About this task => Return all the lines below, exactly as they read.

Provided records =>
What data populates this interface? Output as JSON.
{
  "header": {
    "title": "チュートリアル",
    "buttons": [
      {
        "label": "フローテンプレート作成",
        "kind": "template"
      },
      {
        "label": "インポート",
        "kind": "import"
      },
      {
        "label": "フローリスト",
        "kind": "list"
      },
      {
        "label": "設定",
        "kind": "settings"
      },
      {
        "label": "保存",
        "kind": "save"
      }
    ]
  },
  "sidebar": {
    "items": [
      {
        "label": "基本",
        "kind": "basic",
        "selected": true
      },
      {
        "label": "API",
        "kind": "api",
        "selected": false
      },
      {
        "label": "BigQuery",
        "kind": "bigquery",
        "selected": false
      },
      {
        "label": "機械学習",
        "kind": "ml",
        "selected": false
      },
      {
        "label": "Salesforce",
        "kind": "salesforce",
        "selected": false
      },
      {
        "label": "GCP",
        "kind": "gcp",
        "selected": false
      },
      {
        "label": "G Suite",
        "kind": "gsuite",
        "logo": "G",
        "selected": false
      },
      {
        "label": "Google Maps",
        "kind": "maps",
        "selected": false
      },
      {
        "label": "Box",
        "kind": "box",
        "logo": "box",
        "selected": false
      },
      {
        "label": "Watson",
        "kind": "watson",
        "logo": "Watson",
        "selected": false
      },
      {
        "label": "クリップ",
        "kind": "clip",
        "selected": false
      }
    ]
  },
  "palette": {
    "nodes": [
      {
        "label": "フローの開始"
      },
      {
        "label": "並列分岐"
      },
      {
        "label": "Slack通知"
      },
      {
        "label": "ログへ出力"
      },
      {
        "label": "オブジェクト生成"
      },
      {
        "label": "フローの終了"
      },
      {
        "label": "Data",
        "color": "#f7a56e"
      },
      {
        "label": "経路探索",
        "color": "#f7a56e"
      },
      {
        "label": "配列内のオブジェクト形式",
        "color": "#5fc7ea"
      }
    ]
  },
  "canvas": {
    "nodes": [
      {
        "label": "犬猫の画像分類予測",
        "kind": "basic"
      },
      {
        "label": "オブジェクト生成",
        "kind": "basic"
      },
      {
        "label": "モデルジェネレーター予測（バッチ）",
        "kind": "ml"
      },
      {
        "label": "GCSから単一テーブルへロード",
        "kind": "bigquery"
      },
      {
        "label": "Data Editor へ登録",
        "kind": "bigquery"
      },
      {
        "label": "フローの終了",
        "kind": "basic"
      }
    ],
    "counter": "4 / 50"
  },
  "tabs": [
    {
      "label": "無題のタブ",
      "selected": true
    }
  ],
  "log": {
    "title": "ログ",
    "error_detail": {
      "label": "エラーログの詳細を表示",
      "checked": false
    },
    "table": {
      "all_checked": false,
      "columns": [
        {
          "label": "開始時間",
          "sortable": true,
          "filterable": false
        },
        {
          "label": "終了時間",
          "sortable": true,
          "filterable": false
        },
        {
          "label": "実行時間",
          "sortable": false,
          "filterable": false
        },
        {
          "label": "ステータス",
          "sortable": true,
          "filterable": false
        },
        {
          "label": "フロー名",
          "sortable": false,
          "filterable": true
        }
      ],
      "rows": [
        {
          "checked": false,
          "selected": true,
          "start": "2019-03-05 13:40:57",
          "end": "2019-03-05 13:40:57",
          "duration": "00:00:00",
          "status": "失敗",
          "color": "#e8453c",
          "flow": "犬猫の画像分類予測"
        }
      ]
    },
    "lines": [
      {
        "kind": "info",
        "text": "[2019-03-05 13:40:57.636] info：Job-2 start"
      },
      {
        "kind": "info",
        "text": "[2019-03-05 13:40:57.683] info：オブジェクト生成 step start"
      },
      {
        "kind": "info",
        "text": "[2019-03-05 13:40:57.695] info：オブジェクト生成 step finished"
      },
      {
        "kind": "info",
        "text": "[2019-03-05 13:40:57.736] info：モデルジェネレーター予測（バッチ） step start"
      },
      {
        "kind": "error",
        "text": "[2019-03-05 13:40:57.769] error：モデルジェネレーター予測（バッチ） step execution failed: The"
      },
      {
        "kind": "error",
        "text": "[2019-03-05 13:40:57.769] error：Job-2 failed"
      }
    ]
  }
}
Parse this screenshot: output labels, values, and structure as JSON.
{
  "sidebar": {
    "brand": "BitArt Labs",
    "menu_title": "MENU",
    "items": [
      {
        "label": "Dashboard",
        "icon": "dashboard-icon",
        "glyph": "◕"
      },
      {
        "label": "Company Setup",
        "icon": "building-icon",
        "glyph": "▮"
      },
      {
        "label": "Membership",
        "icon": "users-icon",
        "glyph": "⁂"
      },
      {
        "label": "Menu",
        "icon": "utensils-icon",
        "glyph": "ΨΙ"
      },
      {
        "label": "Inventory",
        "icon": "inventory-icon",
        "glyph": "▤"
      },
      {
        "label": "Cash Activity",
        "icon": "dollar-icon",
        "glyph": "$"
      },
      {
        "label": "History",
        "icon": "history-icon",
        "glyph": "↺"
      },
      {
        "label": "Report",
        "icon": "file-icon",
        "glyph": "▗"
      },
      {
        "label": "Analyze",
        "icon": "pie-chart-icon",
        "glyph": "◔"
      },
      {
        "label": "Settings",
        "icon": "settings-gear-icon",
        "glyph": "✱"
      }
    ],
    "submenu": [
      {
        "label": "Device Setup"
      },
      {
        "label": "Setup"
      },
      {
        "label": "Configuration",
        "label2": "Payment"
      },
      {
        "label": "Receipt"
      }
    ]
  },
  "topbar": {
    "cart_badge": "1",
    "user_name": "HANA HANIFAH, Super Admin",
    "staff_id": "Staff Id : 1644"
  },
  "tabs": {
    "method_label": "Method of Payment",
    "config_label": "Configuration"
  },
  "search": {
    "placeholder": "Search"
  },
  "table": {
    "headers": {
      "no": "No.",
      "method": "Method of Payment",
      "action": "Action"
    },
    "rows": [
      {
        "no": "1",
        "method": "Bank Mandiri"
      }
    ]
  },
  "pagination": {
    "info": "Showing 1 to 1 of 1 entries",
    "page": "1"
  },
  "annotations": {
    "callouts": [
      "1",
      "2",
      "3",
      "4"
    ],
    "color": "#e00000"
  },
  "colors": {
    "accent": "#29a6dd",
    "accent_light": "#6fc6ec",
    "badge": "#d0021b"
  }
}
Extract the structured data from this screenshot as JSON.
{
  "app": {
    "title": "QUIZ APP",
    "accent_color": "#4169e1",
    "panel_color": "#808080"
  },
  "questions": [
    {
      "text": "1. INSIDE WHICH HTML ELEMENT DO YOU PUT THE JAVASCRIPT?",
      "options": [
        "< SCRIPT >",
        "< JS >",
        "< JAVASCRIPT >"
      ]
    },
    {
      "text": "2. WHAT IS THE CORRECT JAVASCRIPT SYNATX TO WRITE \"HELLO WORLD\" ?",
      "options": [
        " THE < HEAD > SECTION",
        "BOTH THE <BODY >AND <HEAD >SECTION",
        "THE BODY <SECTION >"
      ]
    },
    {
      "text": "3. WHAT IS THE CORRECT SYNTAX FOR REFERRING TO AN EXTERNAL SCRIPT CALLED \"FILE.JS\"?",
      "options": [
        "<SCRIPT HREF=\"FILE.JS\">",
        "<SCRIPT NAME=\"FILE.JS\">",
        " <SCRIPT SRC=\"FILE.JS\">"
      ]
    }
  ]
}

Answer space =>
What data populates this interface? Output as JSON.
{
  "header": {
    "title": "チュートリアル",
    "buttons": [
      {
        "label": "フローテンプレート作成",
        "kind": "template"
      },
      {
        "label": "インポート",
        "kind": "import"
      },
      {
        "label": "フローリスト",
        "kind": "list"
      },
      {
        "label": "設定",
        "kind": "settings"
      },
      {
        "label": "保存",
        "kind": "save"
      }
    ]
  },
  "sidebar": {
    "items": [
      {
        "label": "基本",
        "kind": "basic",
        "selected": true
      },
      {
        "label": "API",
        "kind": "api",
        "selected": false
      },
      {
        "label": "BigQuery",
        "kind": "bigquery",
        "selected": false
      },
      {
        "label": "機械学習",
        "kind": "ml",
        "selected": false
      },
      {
        "label": "Salesforce",
        "kind": "salesforce",
        "selected": false
      },
      {
        "label": "GCP",
        "kind": "gcp",
        "selected": false
      },
      {
        "label": "G Suite",
        "kind": "gsuite",
        "logo": "G",
        "selected": false
      },
      {
        "label": "Google Maps",
        "kind": "maps",
        "selected": false
      },
      {
        "label": "Box",
        "kind": "box",
        "logo": "box",
        "selected": false
      },
      {
        "label": "Watson",
        "kind": "watson",
        "logo": "Watson",
        "selected": false
      },
      {
        "label": "クリップ",
        "kind": "clip",
        "selected": false
      }
    ]
  },
  "palette": {
    "nodes": [
      {
        "label": "フローの開始"
      },
      {
        "label": "並列分岐"
      },
      {
        "label": "Slack通知"
      },
      {
        "label": "ログへ出力"
      },
      {
        "label": "オブジェクト生成"
      },
      {
        "label": "フローの終了"
      },
      {
        "label": "Data",
        "color": "#f7a56e"
      },
      {
        "label": "経路探索",
        "color": "#f7a56e"
      },
      {
        "label": "配列内のオブジェクト形式",
        "color": "#5fc7ea"
      }
    ]
  },
  "canvas": {
    "nodes": [
      {
        "label": "犬猫の画像分類予測",
        "kind": "basic"
      },
      {
        "label": "オブジェクト生成",
        "kind": "basic"
      },
      {
        "label": "モデルジェネレーター予測（バッチ）",
        "kind": "ml"
      },
      {
        "label": "GCSから単一テーブルへロード",
        "kind": "bigquery"
      },
      {
        "label": "Data Editor へ登録",
        "kind": "bigquery"
      },
      {
        "label": "フローの終了",
        "kind": "basic"
      }
    ],
    "counter": "4 / 50"
  },
  "tabs": [
    {
      "label": "無題のタブ",
      "selected": true
    }
  ],
  "log": {
    "title": "ログ",
    "error_detail": {
      "label": "エラーログの詳細を表示",
      "checked": false
    },
    "table": {
      "all_checked": false,
      "columns": [
        {
          "label": "開始時間",
          "sortable": true,
          "filterable": false
        },
        {
          "label": "終了時間",
          "sortable": true,
          "filterable": false
        },
        {
          "label": "実行時間",
          "sortable": false,
          "filterable": false
        },
        {
          "label": "ステータス",
          "sortable": true,
          "filterable": false
        },
        {
          "label": "フロー名",
          "sortable": false,
          "filterable": true
        }
      ],
      "rows": [
        {
          "checked": false,
          "selected": true,
          "start": "2019-03-05 13:40:57",
          "end": "2019-03-05 13:40:57",
          "duration": "00:00:00",
          "status": "失敗",
          "color": "#e8453c",
          "flow": "犬猫の画像分類予測"
        }
      ]
    },
    "lines": [
      {
        "kind": "info",
        "text": "[2019-03-05 13:40:57.636] info：Job-2 start"
      },
      {
        "kind": "info",
        "text": "[2019-03-05 13:40:57.683] info：オブジェクト生成 step start"
      },
      {
        "kind": "info",
        "text": "[2019-03-05 13:40:57.695] info：オブジェクト生成 step finished"
      },
      {
        "kind": "info",
        "text": "[2019-03-05 13:40:57.736] info：モデルジェネレーター予測（バッチ） step start"
      },
      {
        "kind": "error",
        "text": "[2019-03-05 13:40:57.769] error：モデルジェネレーター予測（バッチ） step execution failed: The"
      },
      {
        "kind": "error",
        "text": "[2019-03-05 13:40:57.769] error：Job-2 failed"
      }
    ]
  }
}
Parse this screenshot: output labels, values, and structure as JSON.
{
  "sidebar": {
    "brand": "BitArt Labs",
    "menu_title": "MENU",
    "items": [
      {
        "label": "Dashboard",
        "icon": "dashboard-icon",
        "glyph": "◕"
      },
      {
        "label": "Company Setup",
        "icon": "building-icon",
        "glyph": "▮"
      },
      {
        "label": "Membership",
        "icon": "users-icon",
        "glyph": "⁂"
      },
      {
        "label": "Menu",
        "icon": "utensils-icon",
        "glyph": "ΨΙ"
      },
      {
        "label": "Inventory",
        "icon": "inventory-icon",
        "glyph": "▤"
      },
      {
        "label": "Cash Activity",
        "icon": "dollar-icon",
        "glyph": "$"
      },
      {
        "label": "History",
        "icon": "history-icon",
        "glyph": "↺"
      },
      {
        "label": "Report",
        "icon": "file-icon",
        "glyph": "▗"
      },
      {
        "label": "Analyze",
        "icon": "pie-chart-icon",
        "glyph": "◔"
      },
      {
        "label": "Settings",
        "icon": "settings-gear-icon",
        "glyph": "✱"
      }
    ],
    "submenu": [
      {
        "label": "Device Setup"
      },
      {
        "label": "Setup"
      },
      {
        "label": "Configuration",
        "label2": "Payment"
      },
      {
        "label": "Receipt"
      }
    ]
  },
  "topbar": {
    "cart_badge": "1",
    "user_name": "HANA HANIFAH, Super Admin",
    "staff_id": "Staff Id : 1644"
  },
  "tabs": {
    "method_label": "Method of Payment",
    "config_label": "Configuration"
  },
  "search": {
    "placeholder": "Search"
  },
  "table": {
    "headers": {
      "no": "No.",
      "method": "Method of Payment",
      "action": "Action"
    },
    "rows": [
      {
        "no": "1",
        "method": "Bank Mandiri"
      }
    ]
  },
  "pagination": {
    "info": "Showing 1 to 1 of 1 entries",
    "page": "1"
  },
  "annotations": {
    "callouts": [
      "1",
      "2",
      "3",
      "4"
    ],
    "color": "#e00000"
  },
  "colors": {
    "accent": "#29a6dd",
    "accent_light": "#6fc6ec",
    "badge": "#d0021b"
  }
}
Extract the structured data from this screenshot as JSON.
{
  "app": {
    "title": "QUIZ APP",
    "accent_color": "#4169e1",
    "panel_color": "#808080"
  },
  "questions": [
    {
      "text": "1. INSIDE WHICH HTML ELEMENT DO YOU PUT THE JAVASCRIPT?",
      "options": [
        "< SCRIPT >",
        "< JS >",
        "< JAVASCRIPT >"
      ]
    },
    {
      "text": "2. WHAT IS THE CORRECT JAVASCRIPT SYNATX TO WRITE \"HELLO WORLD\" ?",
      "options": [
        " THE < HEAD > SECTION",
        "BOTH THE <BODY >AND <HEAD >SECTION",
        "THE BODY <SECTION >"
      ]
    },
    {
      "text": "3. WHAT IS THE CORRECT SYNTAX FOR REFERRING TO AN EXTERNAL SCRIPT CALLED \"FILE.JS\"?",
      "options": [
        "<SCRIPT HREF=\"FILE.JS\">",
        "<SCRIPT NAME=\"FILE.JS\">",
        " <SCRIPT SRC=\"FILE.JS\">"
      ]
    }
  ]
}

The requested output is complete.